“Roses do not bloom hurriedly; for beauty, like any masterpiece, takes time to blossom.”
― Matshona Dhliwayo
A rose is a symbol of the beginning of contemporary connection for some, and for some, it could be a symbol of resolution. Roses are most commonly associated with love and romance. Kashmiri rose is incredibly unique in its appearance and fragrance. These velvety pink blossoms have petals as soft as cashmere and beg to be touched. Kashmiri rose is marketable, highly electrified and high in demand. Roses play an important role in Kashmiri culture and festivities. Guests are welcomed by showering them with rose petals on the reception of the baraat, and are extensively used as decorations on weddings. Roses are also placed on graves to bid goodbye to our loved ones.
I once asked an old wise man what makes Kashur Gulab so unusual and peculiar that it is handed-down universally in different circumstances of marriage, death, fondness, and sadness. “Its unique, sweet fragrance”, he replied.
Gulab aerakh or rose water is well known for its use in cosmetics and food manufacturing. Rose water can be used as a toner to get soft, glowing skin. Phirni, a traditional Kashmiri dessert, gets its flavour and fragrance by using rose water. Kashmiri rose comes with plenty of health benefits. It helps to soothe skin irritation, soothes sore throats, reduces skin redness, controls excess facial oil, enhances mood and relieves headaches as well.

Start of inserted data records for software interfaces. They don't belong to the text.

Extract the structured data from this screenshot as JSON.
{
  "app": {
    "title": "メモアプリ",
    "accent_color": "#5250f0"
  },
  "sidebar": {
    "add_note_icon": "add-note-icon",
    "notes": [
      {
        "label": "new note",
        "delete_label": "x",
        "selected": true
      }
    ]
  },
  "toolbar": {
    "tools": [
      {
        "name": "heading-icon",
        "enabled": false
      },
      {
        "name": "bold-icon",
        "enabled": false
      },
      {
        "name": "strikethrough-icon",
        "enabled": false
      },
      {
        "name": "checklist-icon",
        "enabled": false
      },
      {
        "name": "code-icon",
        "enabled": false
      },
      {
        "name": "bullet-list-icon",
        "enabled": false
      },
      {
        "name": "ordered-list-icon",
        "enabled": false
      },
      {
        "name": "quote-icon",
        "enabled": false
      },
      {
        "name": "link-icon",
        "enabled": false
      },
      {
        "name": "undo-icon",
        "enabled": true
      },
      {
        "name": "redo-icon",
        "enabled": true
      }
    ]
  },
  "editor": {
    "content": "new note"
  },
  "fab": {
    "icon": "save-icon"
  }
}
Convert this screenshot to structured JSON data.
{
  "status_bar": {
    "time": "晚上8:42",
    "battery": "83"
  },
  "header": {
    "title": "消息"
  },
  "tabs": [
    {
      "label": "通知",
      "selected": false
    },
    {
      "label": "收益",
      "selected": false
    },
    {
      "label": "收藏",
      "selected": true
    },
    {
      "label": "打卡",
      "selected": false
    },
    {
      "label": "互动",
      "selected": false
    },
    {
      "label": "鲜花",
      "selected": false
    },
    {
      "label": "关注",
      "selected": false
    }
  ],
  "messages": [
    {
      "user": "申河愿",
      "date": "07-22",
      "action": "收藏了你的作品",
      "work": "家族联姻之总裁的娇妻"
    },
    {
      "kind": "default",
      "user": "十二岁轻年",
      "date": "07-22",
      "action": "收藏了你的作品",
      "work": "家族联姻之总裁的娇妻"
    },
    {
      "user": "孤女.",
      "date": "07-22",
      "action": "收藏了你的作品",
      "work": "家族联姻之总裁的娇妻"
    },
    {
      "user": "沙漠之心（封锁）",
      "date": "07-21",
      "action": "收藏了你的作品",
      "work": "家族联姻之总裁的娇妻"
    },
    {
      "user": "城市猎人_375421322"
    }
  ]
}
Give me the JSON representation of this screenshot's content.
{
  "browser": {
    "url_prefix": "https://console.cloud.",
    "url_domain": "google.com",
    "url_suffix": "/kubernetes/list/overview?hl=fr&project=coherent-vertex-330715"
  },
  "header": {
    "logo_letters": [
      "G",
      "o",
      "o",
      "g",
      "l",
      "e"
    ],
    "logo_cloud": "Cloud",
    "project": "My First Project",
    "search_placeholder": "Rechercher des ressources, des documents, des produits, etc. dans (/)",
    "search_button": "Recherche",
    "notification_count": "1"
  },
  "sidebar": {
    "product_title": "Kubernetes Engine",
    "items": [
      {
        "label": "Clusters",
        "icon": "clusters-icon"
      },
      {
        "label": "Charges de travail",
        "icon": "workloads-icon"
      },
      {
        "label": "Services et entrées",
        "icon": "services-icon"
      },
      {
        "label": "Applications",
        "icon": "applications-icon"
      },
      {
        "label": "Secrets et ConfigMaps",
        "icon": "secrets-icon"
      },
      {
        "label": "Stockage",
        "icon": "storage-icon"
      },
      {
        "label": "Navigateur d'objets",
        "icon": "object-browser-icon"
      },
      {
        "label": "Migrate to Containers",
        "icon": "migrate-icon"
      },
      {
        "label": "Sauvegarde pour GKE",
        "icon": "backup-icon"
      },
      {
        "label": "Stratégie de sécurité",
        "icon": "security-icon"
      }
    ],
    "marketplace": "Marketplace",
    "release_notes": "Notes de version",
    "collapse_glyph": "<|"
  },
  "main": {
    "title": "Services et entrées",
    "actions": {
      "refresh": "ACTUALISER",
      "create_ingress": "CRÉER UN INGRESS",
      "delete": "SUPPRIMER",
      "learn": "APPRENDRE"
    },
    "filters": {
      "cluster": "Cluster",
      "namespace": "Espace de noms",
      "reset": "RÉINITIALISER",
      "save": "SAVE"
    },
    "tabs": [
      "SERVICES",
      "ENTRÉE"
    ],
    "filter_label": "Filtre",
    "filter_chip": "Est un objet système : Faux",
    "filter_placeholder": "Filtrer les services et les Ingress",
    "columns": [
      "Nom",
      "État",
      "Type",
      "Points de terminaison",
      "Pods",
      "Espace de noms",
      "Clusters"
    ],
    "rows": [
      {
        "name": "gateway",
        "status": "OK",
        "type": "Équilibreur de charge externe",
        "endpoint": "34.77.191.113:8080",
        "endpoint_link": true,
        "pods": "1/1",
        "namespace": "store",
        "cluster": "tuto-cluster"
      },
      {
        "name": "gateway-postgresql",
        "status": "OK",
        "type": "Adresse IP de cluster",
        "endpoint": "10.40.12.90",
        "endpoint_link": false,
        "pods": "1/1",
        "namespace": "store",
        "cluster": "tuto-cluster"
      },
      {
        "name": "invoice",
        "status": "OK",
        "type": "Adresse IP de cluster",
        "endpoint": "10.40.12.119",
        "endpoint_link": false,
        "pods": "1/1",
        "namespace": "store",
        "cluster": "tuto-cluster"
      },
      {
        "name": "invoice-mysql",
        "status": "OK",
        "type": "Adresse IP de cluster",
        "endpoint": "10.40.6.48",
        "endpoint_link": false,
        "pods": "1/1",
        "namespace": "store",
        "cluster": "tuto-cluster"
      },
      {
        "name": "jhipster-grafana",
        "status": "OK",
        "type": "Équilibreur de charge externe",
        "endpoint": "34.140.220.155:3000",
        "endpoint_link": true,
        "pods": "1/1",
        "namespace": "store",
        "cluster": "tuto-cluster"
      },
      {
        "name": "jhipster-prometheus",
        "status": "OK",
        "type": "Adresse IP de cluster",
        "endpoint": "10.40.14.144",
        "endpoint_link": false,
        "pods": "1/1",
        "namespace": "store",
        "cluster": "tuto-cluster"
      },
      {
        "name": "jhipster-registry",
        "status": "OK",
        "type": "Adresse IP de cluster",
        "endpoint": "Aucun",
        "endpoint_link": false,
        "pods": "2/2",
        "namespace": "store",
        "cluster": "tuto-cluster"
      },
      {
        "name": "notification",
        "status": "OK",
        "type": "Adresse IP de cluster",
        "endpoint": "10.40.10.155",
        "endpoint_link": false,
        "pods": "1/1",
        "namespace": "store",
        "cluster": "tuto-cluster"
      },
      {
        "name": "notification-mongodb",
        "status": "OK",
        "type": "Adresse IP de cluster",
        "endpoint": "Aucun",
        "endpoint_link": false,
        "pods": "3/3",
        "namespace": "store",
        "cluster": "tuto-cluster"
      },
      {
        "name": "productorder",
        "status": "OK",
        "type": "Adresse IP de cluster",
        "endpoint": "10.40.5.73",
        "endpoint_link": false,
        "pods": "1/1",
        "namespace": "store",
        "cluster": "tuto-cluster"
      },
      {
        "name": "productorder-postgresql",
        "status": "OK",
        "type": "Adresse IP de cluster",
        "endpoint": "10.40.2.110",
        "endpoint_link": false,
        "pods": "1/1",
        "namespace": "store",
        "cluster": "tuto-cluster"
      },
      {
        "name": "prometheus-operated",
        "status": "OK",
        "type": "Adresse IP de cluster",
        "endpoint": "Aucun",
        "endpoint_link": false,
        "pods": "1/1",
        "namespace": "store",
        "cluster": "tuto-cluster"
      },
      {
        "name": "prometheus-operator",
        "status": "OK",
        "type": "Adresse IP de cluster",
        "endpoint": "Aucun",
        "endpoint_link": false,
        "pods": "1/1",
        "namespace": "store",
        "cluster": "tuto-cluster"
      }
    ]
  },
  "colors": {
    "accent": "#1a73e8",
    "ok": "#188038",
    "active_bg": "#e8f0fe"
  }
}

So, ‘Take time to smell the roses’.
Asra Zakeeya – Class 11th